**Exercise**.
Below are some records. Copy every line in them that holds "data".
——————
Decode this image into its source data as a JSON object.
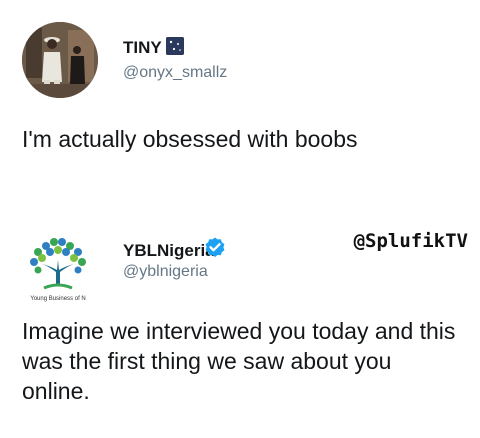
{
  "tweets": [
    {
      "name": "TINY",
      "handle": "@onyx_smallz",
      "text": "I'm actually obsessed with boobs"
    },
    {
      "name": "YBLNigeria",
      "handle": "@yblnigeria",
      "text": "Imagine we interviewed you today and this was the first thing we saw about you online.",
      "logo_text": "Young Business of N"
    }
  ],
  "watermark": "@SplufikTV",
  "colors": {
    "text": "#14171a",
    "handle": "#657786",
    "verified": "#1da1f2",
    "tree_leaf_green": "#3aa655",
    "tree_leaf_blue": "#2f80c1",
    "tree_trunk": "#1c6b8f"
  }
}
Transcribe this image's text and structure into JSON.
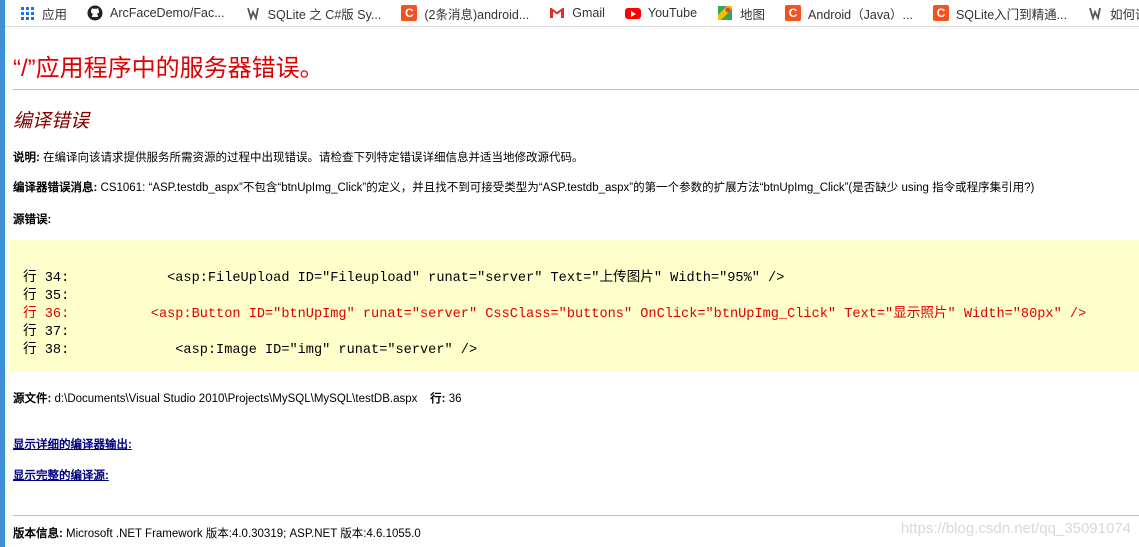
{
  "bookmarks": [
    {
      "icon": "apps-grid-icon",
      "label": "应用"
    },
    {
      "icon": "github-icon",
      "label": "ArcFaceDemo/Fac..."
    },
    {
      "icon": "sqlite-icon",
      "label": "SQLite 之 C#版 Sy..."
    },
    {
      "icon": "csdn-icon",
      "label": "(2条消息)android..."
    },
    {
      "icon": "gmail-icon",
      "label": "Gmail"
    },
    {
      "icon": "youtube-icon",
      "label": "YouTube"
    },
    {
      "icon": "maps-icon",
      "label": "地图"
    },
    {
      "icon": "csdn-icon",
      "label": "Android（Java）..."
    },
    {
      "icon": "csdn-icon",
      "label": "SQLite入门到精通..."
    },
    {
      "icon": "sqlite-icon",
      "label": "如何调试Ja"
    }
  ],
  "error": {
    "title": "“/”应用程序中的服务器错误。",
    "subtitle": "编译错误",
    "desc_label": "说明:",
    "desc_text": " 在编译向该请求提供服务所需资源的过程中出现错误。请检查下列特定错误详细信息并适当地修改源代码。",
    "msg_label": "编译器错误消息:",
    "msg_text": " CS1061: “ASP.testdb_aspx”不包含“btnUpImg_Click”的定义，并且找不到可接受类型为“ASP.testdb_aspx”的第一个参数的扩展方法“btnUpImg_Click”(是否缺少 using 指令或程序集引用?)",
    "src_label": "源错误:",
    "code_lines": [
      {
        "text": "行 34:            <asp:FileUpload ID=\"Fileupload\" runat=\"server\" Text=\"上传图片\" Width=\"95%\" />",
        "highlight": false
      },
      {
        "text": "行 35: ",
        "highlight": false
      },
      {
        "text": "行 36:          <asp:Button ID=\"btnUpImg\" runat=\"server\" CssClass=\"buttons\" OnClick=\"btnUpImg_Click\" Text=\"显示照片\" Width=\"80px\" />",
        "highlight": true
      },
      {
        "text": "行 37: ",
        "highlight": false
      },
      {
        "text": "行 38:             <asp:Image ID=\"img\" runat=\"server\" />",
        "highlight": false
      }
    ],
    "file_label": "源文件:",
    "file_text": " d:\\Documents\\Visual Studio 2010\\Projects\\MySQL\\MySQL\\testDB.aspx",
    "line_label": "行:",
    "line_text": " 36",
    "link_details": "显示详细的编译器输出:",
    "link_source": "显示完整的编译源:",
    "version_label": "版本信息:",
    "version_text": " Microsoft .NET Framework 版本:4.0.30319; ASP.NET 版本:4.6.1055.0"
  },
  "watermark": "https://blog.csdn.net/qq_35091074",
  "colors": {
    "title": "#e00000",
    "subtitle": "#800000",
    "code_bg": "#ffffcc",
    "link": "#000080"
  }
}
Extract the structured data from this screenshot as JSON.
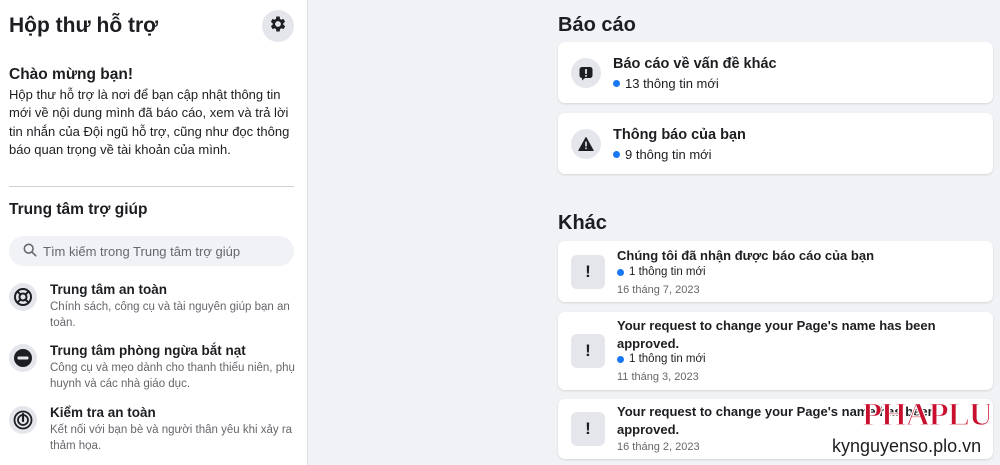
{
  "sidebar": {
    "title": "Hộp thư hỗ trợ",
    "welcome_title": "Chào mừng bạn!",
    "welcome_text": "Hộp thư hỗ trợ là nơi để bạn cập nhật thông tin mới về nội dung mình đã báo cáo, xem và trả lời tin nhắn của Đội ngũ hỗ trợ, cũng như đọc thông báo quan trọng về tài khoản của mình.",
    "help_center_title": "Trung tâm trợ giúp",
    "search_placeholder": "Tìm kiếm trong Trung tâm trợ giúp",
    "items": [
      {
        "title": "Trung tâm an toàn",
        "desc": "Chính sách, công cụ và tài nguyên giúp bạn an toàn.",
        "icon": "lifebuoy-icon"
      },
      {
        "title": "Trung tâm phòng ngừa bắt nạt",
        "desc": "Công cụ và mẹo dành cho thanh thiếu niên, phụ huynh và các nhà giáo dục.",
        "icon": "no-entry-icon"
      },
      {
        "title": "Kiểm tra an toàn",
        "desc": "Kết nối với bạn bè và người thân yêu khi xảy ra thảm họa.",
        "icon": "safety-check-icon"
      }
    ]
  },
  "reports": {
    "title": "Báo cáo",
    "cards": [
      {
        "title": "Báo cáo về vấn đề khác",
        "meta": "13 thông tin mới",
        "icon": "report-icon"
      },
      {
        "title": "Thông báo của bạn",
        "meta": "9 thông tin mới",
        "icon": "warning-icon"
      }
    ]
  },
  "other": {
    "title": "Khác",
    "cards": [
      {
        "title": "Chúng tôi đã nhận được báo cáo của bạn",
        "meta": "1 thông tin mới",
        "date": "16 tháng 7, 2023"
      },
      {
        "title": "Your request to change your Page's name has been approved.",
        "meta": "1 thông tin mới",
        "date": "11 tháng 3, 2023"
      },
      {
        "title": "Your request to change your Page's name has been approved.",
        "date": "16 tháng 2, 2023"
      }
    ]
  },
  "watermark": {
    "logo": "PHAPLUAT",
    "url": "kynguyenso.plo.vn"
  },
  "colors": {
    "accent": "#1877f2",
    "background": "#f0f2f5",
    "logo_red": "#c8102e"
  }
}
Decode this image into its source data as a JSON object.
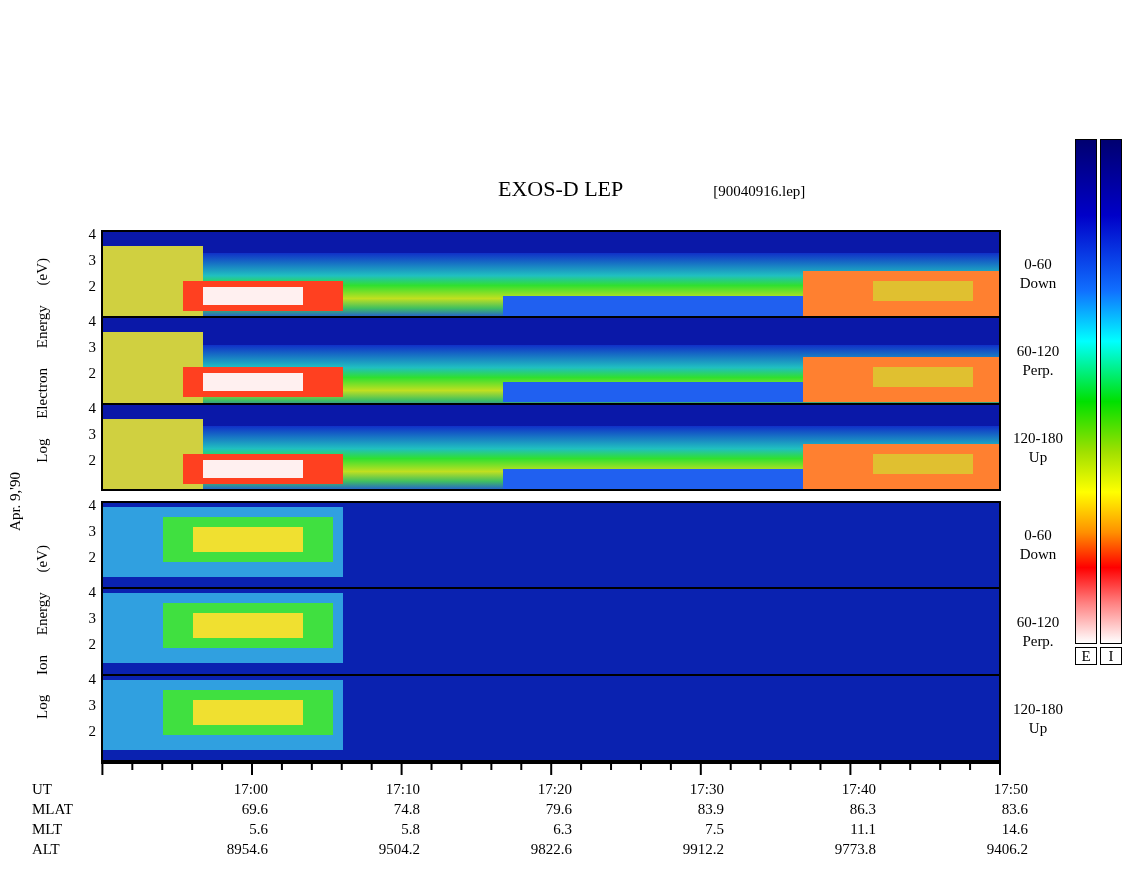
{
  "title": "EXOS-D LEP",
  "file_label": "[90040916.lep]",
  "date_label": "Apr. 9,'90",
  "groups": [
    {
      "kind": "electron",
      "axis_label": "Log Electron Energy (eV)",
      "panels": [
        {
          "range": "0-60",
          "direction": "Down",
          "ticks": [
            "4",
            "3",
            "2"
          ]
        },
        {
          "range": "60-120",
          "direction": "Perp.",
          "ticks": [
            "4",
            "3",
            "2"
          ]
        },
        {
          "range": "120-180",
          "direction": "Up",
          "ticks": [
            "4",
            "3",
            "2"
          ]
        }
      ]
    },
    {
      "kind": "ion",
      "axis_label": "Log Ion Energy (eV)",
      "panels": [
        {
          "range": "0-60",
          "direction": "Down",
          "ticks": [
            "4",
            "3",
            "2"
          ]
        },
        {
          "range": "60-120",
          "direction": "Perp.",
          "ticks": [
            "4",
            "3",
            "2"
          ]
        },
        {
          "range": "120-180",
          "direction": "Up",
          "ticks": [
            "4",
            "3",
            "2"
          ]
        }
      ]
    }
  ],
  "colorbars": [
    {
      "label": "E"
    },
    {
      "label": "I"
    }
  ],
  "time_table": [
    {
      "label": "UT",
      "values": [
        "17:00",
        "17:10",
        "17:20",
        "17:30",
        "17:40",
        "17:50"
      ]
    },
    {
      "label": "MLAT",
      "values": [
        "69.6",
        "74.8",
        "79.6",
        "83.9",
        "86.3",
        "83.6"
      ]
    },
    {
      "label": "MLT",
      "values": [
        "5.6",
        "5.8",
        "6.3",
        "7.5",
        "11.1",
        "14.6"
      ]
    },
    {
      "label": "ALT",
      "values": [
        "8954.6",
        "9504.2",
        "9822.6",
        "9912.2",
        "9773.8",
        "9406.2"
      ]
    }
  ]
}
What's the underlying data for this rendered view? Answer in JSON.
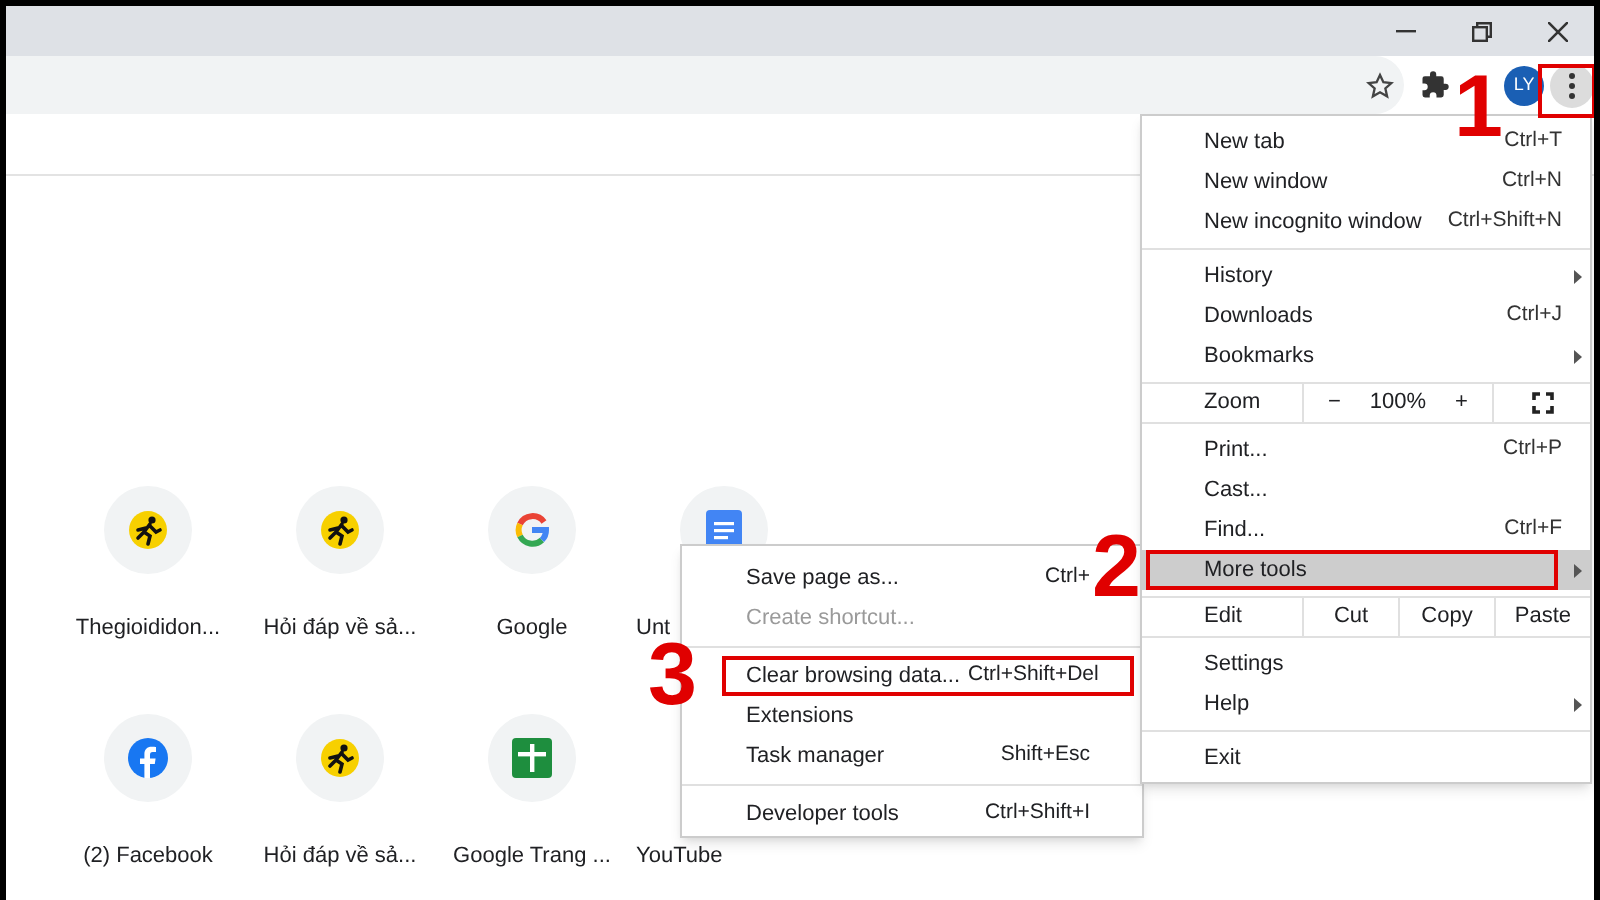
{
  "toolbar": {
    "avatar": "LY",
    "menu_button": {
      "outlined": true
    }
  },
  "shortcuts": [
    {
      "label": "Thegioididon...",
      "kind": "runner"
    },
    {
      "label": "Hỏi đáp về sả...",
      "kind": "runner"
    },
    {
      "label": "Google",
      "kind": "google"
    },
    {
      "label": "Unt",
      "kind": "docs"
    },
    {
      "label": "(2) Facebook",
      "kind": "facebook"
    },
    {
      "label": "Hỏi đáp về sả...",
      "kind": "runner"
    },
    {
      "label": "Google Trang ...",
      "kind": "sheets"
    },
    {
      "label": "YouTube",
      "kind": "covered"
    }
  ],
  "main_menu": [
    {
      "kind": "item",
      "label": "New tab",
      "shortcut": "Ctrl+T",
      "submenu": false,
      "selected": false,
      "outlined": false
    },
    {
      "kind": "item",
      "label": "New window",
      "shortcut": "Ctrl+N",
      "submenu": false,
      "selected": false,
      "outlined": false
    },
    {
      "kind": "item",
      "label": "New incognito window",
      "shortcut": "Ctrl+Shift+N",
      "submenu": false,
      "selected": false,
      "outlined": false
    },
    {
      "kind": "separator"
    },
    {
      "kind": "item",
      "label": "History",
      "submenu": true,
      "selected": false,
      "outlined": false
    },
    {
      "kind": "item",
      "label": "Downloads",
      "shortcut": "Ctrl+J",
      "submenu": false,
      "selected": false,
      "outlined": false
    },
    {
      "kind": "item",
      "label": "Bookmarks",
      "submenu": true,
      "selected": false,
      "outlined": false
    },
    {
      "kind": "zoom",
      "label": "Zoom",
      "minus": "−",
      "value": "100%",
      "plus": "+"
    },
    {
      "kind": "item",
      "label": "Print...",
      "shortcut": "Ctrl+P",
      "submenu": false,
      "selected": false,
      "outlined": false
    },
    {
      "kind": "item",
      "label": "Cast...",
      "submenu": false,
      "selected": false,
      "outlined": false
    },
    {
      "kind": "item",
      "label": "Find...",
      "shortcut": "Ctrl+F",
      "submenu": false,
      "selected": false,
      "outlined": false
    },
    {
      "kind": "item",
      "label": "More tools",
      "submenu": true,
      "selected": true,
      "outlined": true
    },
    {
      "kind": "edit",
      "label": "Edit",
      "actions": [
        "Cut",
        "Copy",
        "Paste"
      ]
    },
    {
      "kind": "item",
      "label": "Settings",
      "submenu": false,
      "selected": false,
      "outlined": false
    },
    {
      "kind": "item",
      "label": "Help",
      "submenu": true,
      "selected": false,
      "outlined": false
    },
    {
      "kind": "separator"
    },
    {
      "kind": "item",
      "label": "Exit",
      "submenu": false,
      "selected": false,
      "outlined": false
    }
  ],
  "submenu": [
    {
      "kind": "item",
      "label": "Save page as...",
      "shortcut": "Ctrl+",
      "disabled": false,
      "outlined": false
    },
    {
      "kind": "item",
      "label": "Create shortcut...",
      "disabled": true,
      "outlined": false
    },
    {
      "kind": "separator"
    },
    {
      "kind": "item",
      "label": "Clear browsing data...",
      "shortcut": "Ctrl+Shift+Del",
      "disabled": false,
      "outlined": true
    },
    {
      "kind": "item",
      "label": "Extensions",
      "disabled": false,
      "outlined": false
    },
    {
      "kind": "item",
      "label": "Task manager",
      "shortcut": "Shift+Esc",
      "disabled": false,
      "outlined": false
    },
    {
      "kind": "separator"
    },
    {
      "kind": "item",
      "label": "Developer tools",
      "shortcut": "Ctrl+Shift+I",
      "disabled": false,
      "outlined": false
    }
  ],
  "callouts": [
    "1",
    "2",
    "3"
  ]
}
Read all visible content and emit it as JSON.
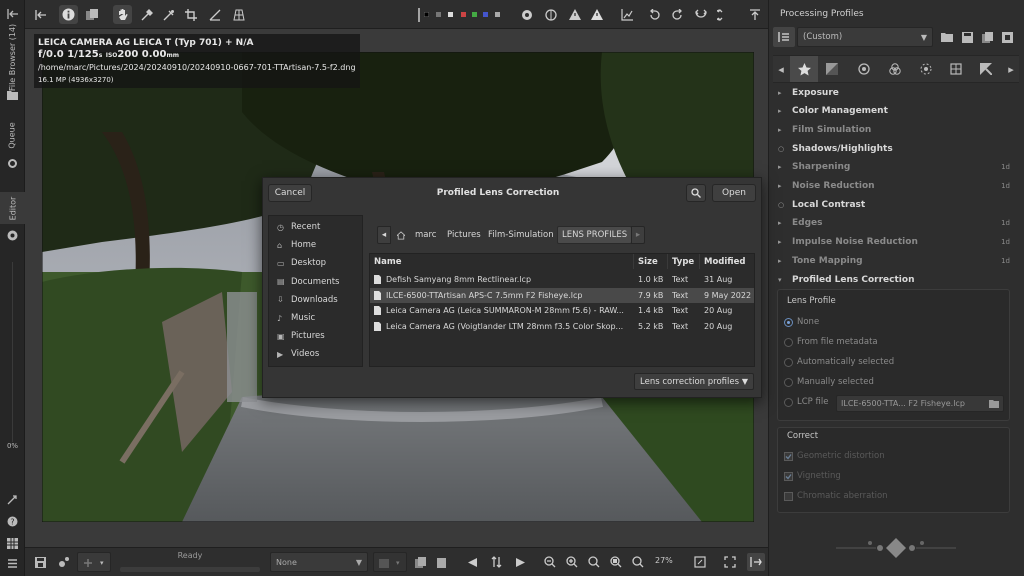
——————
**Solution**.
Decode this image into its source data as a JSON object.
Extract the structured data from this screenshot as JSON.
Decode this image into its source data as a JSON object.
What's the underlying data for this rendered view? Answer in JSON.
      "label": "Clear browsing data...",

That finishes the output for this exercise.